On July 9, 2015, the Senate Ocean Caucus, in cooperation with the U.S. IOOS Association, sponsored an informational briefing in the Russell Senate Office Building entitled “Making a Difference: Why Ocean Observing Matters.” Brandon Elsner, Legislative Assistant for Senator Wicker (R-MS) provided opening remarks.
Moderated by the Executive Director of the Alaska Ocean Observing System, Molly McCammon, the event provided an overview of the U.S. IOOS Program. Over 90 people attended the briefing, including Congressional staff and Federal, academic, and private sector representatives, to learn about the benefits of U.S. IOOS.
Vice Admiral Manson Brown (U.S. Coast Guard, Ret.), NOAA Assistant Secretary for Environmental Observation and Prediction, Department of Commerce/National Oceanic and Atmospheric Administration, described how NOAA utilizes ocean observations and U.S. IOOS’ critical role in providing ocean, coastal, and Great Lakes data to improve safety, enhance our economy, and protect the environment.
Captain Kip Louttit (U.S. Coast Guard, Ret.), Executive Director, Marine Exchange of Southern California, provided an overview of the Under Keel Clearance (UKC) project for the Ports of Long Beach and Los Angeles.
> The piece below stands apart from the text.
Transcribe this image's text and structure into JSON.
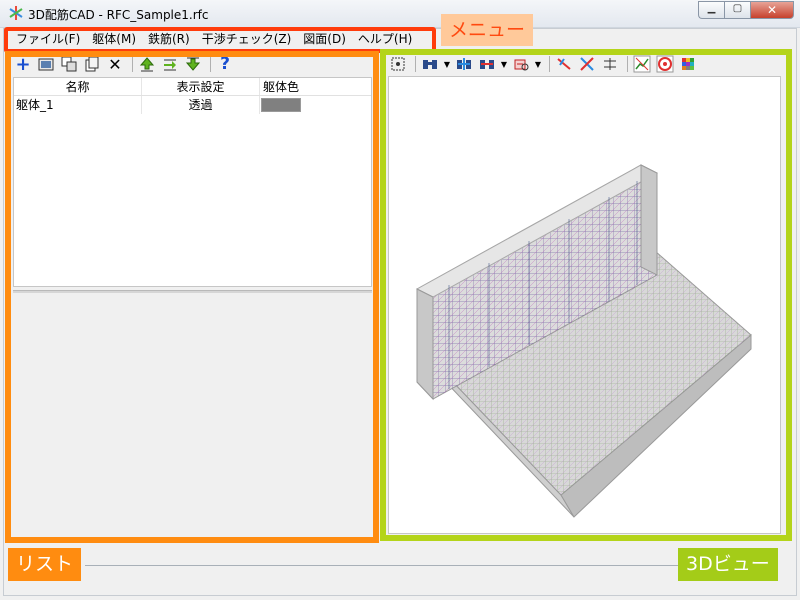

Combined these Ports are the largest in the United States. Large ships rely on knowledge of wave swell conditions (wave direction, time period, and height) when determining whether they can come into the Ports. Capt. Louttit explained decisions to hold tankers off-shore when wave swell conditions place ships at a heightened risk of grounding are currently made as conditions occur, and there is little capability to forecast these events in advance. He informed the audience of the UKC project, and how U.S. IOOS’ Southern California Coastal Ocean Observing System’s contribution will enable a forecast of dangerous wave conditions in advance of an event that may ground tankers. The UKC project will increase the safety, efficiency, and reduce emissions of tankers entering the Ports.
Dr. Michael Macrander, Shell Arctic Program, discussed how U.S. IOOS is addressing ocean observing needs in energy exploration and development. Dr. Macrander explained how ocean observations provide the knowledge base that allows energy in the offshore to operate: safely & responsibly; in compliance with regulations; in manner that fulfills standards and commitments; and is protective of the environment and respects people. He explained ocean observations provide critical data that accommodates design and operations and protection of people and infrastructure. He informed that Shell Oil has an agreement with NOAA to make data available to the Agency and the scientific community as a whole. These data are available through U.S. IOOS via its Alaska Ocean Observing System.
Links to presentations follow:
- An overview of U.S. IOOS (ppt)
- Dynamic Underkeel Clearance Project for the Ports of Los Angeles and Long Beach, California
- Addressing Ocean Observing Needs in Energy Exploration and Development